Author J.D. Vance pictured with his grandmother. CC Image Courtesy of the J.D. Vance website.

Childhood trauma affects everyone differently, but for both Sullivan and Vance, the troubling memories from their childhood do not fade away with age.

Both Sullivan and Vance completed questionnaires that measured the degree of childhood trauma, criteria including physical and verbal abuse, abandonment, and several others, and the two of them scored relatively high.

In Sullivan’s case, there have been many connections to those in prison and their experiences with childhood trauma.

New York Times study followed 10 newly released prisoners in Connecticut for a year, Sullivan being one of them. A look at their histories demonstrated that before they were prisoners, many of them were victims of abuse.

Seven of those 10 completed a questionnaire to quantify the level of childhood trauma they experienced, and all but one scored four or more, indicating a high degree of trauma and an elevated risk for chronic diseases, depression, substance abuse, and violence.

Although traumatic childhood experiences affect individuals differently throughout their lifetime, most adults remember many of the traumatic events they experienced. For Sullivan, he has run into trouble following some patterns of previous family members, such as substance abuse and prison. Although it is a grueling process, he hopes to turn his life around for the better.

Child trauma affects the lives of many adults today. CC Image Courtesy of Pixabay.

“’I have never followed through on anything in my life,’” he said, tears in his eyes. “’It’s hard. I know if I end up back in the streets I will end up drinking and using again.’”

Undoubtedly, childhood trauma has been scientifically proven to affect individuals in their adult years. It will be interesting to see what kind of continued discoveries we will read about childhood trauma moving forward and possible solutions for this serious issue.

Gillian Keebler
Student Assistant, Go Big Read Office

“I Am Malala” TimesTalks 
Malala Yousafzai was interviewed by New York Times correspondent Jodi Kantor for The New York Times TimesTalks series. Jodi asked about Malala’s life in Pakistan under the Taliban regime. She also had Malala talk about her campaign for universal education and how she is working to achieve her goals.

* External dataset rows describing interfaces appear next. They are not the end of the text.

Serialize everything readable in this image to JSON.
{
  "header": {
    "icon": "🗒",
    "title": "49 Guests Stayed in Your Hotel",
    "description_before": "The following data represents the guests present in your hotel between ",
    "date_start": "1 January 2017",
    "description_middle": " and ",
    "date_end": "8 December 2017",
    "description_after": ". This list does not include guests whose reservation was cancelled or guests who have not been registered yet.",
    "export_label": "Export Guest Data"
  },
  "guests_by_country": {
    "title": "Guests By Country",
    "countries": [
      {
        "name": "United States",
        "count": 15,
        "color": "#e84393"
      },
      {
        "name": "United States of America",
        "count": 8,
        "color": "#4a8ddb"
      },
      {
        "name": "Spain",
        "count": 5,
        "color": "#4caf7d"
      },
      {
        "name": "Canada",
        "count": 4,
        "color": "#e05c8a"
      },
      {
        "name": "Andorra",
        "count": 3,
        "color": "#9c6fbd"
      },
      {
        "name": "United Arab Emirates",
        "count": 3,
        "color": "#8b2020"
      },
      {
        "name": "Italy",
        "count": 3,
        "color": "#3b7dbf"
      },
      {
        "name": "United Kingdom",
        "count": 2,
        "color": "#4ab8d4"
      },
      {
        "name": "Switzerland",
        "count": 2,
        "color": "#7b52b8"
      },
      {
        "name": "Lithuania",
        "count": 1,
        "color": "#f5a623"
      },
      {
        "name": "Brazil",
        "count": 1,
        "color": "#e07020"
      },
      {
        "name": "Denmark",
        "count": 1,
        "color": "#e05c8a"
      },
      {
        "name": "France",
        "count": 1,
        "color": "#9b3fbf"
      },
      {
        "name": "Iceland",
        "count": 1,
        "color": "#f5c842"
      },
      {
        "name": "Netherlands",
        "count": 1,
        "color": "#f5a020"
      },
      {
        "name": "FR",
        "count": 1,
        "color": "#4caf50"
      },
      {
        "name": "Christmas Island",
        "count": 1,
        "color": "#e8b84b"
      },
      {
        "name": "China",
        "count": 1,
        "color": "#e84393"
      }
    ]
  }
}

Malala displayed a humble sense of humor and a great deal of maturity for a 17 year old during the event. The interview allowed viewers to see a more personal side of the young activist. Malala discussed how much she misses her best friend, but that she does get to Skype her often to catch up and also to hear what is happening in her homeland of Swat Valley. Though not all the information she hears is hopeful. Malala expressed her frustration that girls she used to attend school with are engaged to be marry at only 17 years old and will no longer be able to continue their education.

Malala’s prevailing message throughout the interview was that Malala shared her story to inspire others to create change, she said “YOU should stand up for your rights, YOU should speak up.” Malala is currently working on education projects in Pakistan, Jordan, Kenya, and Nigeria. She shared that her own mother is now attending school five days a week to learn to read and write since she had never received an education. In a touching moment, Malala asked her mother to stand up in the crowd to introduce herself and explain why she is now learning how to read and speak English.

Watch the TimesTalks video below and share with us your thoughts on the interview.

Michael Pollan Column in New York Times

Michael Pollan recently wrote an opinion column for the New York Times in response to President Obama’s speech on health care.

In the article, Pollan argues that the biggest problem with health care in the U.S. is not the system itself so much as our poor diet and high rates of obesity.

Pollan states:

Even the most efficient health care system that the administration could hope to
devise would still confront a rising tide of chronic disease linked to diet.
That’s why our success in bringing health care costs under control ultimately
depends on whether Washington can summon the political will to take on and
reform a second, even more powerful industry: the food industry.

Read the entire New York Times opinion column